» **REQUIRED WORK**:
Check each line of the material below for "content", then copy the ones that contain it.

» **TASK INPUT**:
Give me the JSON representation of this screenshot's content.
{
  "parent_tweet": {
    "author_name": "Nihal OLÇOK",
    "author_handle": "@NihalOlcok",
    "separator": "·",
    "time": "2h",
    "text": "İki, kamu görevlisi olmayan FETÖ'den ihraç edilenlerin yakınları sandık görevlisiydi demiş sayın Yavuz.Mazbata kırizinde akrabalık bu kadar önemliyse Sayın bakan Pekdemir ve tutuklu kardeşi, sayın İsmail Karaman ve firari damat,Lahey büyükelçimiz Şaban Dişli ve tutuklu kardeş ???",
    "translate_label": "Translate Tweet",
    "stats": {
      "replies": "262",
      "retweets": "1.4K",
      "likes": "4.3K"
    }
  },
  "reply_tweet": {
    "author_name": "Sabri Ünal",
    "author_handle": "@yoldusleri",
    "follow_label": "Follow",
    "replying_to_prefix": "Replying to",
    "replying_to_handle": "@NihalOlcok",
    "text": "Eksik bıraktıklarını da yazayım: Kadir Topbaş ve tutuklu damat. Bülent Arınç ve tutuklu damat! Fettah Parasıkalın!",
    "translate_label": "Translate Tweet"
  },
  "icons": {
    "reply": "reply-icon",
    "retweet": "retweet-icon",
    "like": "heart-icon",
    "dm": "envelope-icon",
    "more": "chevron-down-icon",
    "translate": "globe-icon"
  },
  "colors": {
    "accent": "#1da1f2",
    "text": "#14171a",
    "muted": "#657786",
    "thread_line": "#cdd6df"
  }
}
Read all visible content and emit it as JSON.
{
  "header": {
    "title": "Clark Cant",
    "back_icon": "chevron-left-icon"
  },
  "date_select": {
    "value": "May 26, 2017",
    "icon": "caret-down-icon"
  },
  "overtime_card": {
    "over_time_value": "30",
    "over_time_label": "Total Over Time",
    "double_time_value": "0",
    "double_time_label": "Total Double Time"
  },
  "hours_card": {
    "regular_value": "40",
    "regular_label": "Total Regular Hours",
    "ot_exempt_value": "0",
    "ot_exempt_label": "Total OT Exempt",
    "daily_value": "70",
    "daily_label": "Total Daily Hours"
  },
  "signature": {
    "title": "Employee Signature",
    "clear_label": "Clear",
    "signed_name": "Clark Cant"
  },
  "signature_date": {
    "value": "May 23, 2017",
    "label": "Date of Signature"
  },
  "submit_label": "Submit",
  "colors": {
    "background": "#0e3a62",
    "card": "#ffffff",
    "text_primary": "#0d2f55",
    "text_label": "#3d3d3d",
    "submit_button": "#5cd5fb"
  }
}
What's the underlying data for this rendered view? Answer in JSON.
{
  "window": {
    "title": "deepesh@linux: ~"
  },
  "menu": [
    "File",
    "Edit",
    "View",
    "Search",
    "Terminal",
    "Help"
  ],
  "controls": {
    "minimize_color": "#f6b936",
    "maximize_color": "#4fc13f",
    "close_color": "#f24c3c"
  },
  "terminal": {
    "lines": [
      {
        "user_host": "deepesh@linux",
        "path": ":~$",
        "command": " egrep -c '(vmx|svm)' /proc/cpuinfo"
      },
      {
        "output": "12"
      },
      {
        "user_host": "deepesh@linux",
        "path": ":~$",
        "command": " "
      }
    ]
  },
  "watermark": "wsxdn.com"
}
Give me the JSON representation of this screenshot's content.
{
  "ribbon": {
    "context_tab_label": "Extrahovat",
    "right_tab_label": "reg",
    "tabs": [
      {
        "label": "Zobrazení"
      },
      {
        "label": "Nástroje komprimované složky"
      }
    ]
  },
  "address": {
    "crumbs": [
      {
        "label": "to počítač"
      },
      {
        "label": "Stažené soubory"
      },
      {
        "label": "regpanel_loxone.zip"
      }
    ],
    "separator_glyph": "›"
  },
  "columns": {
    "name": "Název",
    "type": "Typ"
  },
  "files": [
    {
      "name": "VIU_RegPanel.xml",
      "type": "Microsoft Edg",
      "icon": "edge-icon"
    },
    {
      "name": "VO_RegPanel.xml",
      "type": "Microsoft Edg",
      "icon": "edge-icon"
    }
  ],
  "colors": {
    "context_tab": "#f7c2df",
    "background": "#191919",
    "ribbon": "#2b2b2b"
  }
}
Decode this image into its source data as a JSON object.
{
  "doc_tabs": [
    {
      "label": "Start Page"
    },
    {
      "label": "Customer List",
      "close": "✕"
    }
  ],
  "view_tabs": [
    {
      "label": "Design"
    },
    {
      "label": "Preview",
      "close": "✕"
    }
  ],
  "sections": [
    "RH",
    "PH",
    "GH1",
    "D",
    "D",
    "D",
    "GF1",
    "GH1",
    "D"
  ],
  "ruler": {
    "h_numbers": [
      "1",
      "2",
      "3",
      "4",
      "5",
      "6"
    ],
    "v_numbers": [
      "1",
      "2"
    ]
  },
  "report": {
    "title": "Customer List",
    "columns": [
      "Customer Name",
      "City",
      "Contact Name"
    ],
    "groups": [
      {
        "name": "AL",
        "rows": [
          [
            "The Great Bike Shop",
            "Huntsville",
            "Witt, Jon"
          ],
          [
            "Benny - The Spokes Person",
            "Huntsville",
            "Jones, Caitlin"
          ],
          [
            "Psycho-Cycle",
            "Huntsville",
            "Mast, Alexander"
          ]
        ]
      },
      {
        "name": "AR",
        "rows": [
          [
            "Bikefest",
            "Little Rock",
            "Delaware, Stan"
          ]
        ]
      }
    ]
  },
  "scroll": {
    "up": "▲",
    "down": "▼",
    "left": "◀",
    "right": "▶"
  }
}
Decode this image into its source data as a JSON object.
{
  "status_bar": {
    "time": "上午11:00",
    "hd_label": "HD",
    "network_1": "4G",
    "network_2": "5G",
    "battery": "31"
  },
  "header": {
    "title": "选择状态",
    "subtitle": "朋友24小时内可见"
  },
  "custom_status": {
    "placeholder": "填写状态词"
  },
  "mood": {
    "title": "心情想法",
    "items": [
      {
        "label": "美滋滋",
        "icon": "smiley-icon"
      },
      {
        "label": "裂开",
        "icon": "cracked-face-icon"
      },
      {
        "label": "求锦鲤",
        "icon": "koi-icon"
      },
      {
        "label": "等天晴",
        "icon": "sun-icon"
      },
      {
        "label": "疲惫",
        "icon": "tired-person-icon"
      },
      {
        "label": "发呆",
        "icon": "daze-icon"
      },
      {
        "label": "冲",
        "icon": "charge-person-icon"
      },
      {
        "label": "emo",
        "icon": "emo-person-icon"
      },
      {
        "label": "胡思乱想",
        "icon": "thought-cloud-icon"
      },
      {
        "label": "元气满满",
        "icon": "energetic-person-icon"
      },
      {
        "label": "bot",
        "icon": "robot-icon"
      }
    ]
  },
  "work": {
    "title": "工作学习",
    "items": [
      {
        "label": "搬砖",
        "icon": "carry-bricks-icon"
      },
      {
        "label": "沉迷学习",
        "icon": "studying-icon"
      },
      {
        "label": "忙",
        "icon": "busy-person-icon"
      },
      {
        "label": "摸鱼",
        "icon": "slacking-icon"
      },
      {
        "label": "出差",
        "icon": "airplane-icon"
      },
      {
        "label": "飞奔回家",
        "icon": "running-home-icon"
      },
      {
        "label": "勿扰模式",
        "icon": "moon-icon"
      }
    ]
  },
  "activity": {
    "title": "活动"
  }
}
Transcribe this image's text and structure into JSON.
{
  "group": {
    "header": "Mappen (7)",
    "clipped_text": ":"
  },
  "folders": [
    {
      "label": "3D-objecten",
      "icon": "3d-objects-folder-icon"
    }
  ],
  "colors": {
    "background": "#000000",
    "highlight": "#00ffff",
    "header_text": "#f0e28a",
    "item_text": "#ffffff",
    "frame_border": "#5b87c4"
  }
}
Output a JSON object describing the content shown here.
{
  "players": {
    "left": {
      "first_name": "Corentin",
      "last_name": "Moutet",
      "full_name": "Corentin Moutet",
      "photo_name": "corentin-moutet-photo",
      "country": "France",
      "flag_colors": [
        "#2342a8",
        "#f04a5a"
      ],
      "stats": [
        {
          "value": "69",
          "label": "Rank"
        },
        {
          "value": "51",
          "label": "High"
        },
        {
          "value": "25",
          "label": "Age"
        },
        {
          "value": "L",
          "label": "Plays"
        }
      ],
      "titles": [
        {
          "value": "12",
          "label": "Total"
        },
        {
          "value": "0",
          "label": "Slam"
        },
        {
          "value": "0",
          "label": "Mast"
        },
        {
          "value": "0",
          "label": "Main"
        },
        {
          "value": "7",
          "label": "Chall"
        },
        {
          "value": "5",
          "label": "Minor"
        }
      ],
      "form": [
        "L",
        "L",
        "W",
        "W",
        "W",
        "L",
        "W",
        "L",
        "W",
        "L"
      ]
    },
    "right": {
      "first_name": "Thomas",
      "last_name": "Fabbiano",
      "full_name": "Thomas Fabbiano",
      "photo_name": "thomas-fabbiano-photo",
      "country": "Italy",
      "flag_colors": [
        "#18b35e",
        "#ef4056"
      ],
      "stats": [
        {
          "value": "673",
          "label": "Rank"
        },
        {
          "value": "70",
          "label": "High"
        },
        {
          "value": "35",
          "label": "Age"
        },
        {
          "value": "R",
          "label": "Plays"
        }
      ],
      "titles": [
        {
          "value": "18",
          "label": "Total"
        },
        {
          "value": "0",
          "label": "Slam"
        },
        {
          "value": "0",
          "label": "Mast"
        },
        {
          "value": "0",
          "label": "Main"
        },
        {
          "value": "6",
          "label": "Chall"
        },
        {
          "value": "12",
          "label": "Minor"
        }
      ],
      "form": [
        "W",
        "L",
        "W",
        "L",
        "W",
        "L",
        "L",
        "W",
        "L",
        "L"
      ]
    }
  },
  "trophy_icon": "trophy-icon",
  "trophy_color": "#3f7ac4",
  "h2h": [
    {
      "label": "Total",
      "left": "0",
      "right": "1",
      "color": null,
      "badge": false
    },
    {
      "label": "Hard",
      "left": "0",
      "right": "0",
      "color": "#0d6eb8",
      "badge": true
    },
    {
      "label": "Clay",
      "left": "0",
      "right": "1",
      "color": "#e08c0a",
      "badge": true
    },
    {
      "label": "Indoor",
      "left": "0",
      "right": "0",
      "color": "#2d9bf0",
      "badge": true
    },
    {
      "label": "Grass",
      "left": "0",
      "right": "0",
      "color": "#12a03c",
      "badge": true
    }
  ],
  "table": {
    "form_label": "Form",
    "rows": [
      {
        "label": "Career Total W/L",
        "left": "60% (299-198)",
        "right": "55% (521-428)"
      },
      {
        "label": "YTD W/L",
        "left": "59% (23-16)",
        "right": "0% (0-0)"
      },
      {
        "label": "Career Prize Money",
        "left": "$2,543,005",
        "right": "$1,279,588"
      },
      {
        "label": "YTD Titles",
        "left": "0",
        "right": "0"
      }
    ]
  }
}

» **FINISHED TASK**:
Give me the JSON representation of this screenshot's content.
Read all visible content and emit it as JSON.
Give me the JSON representation of this screenshot's content.
Output a JSON object describing the content shown here.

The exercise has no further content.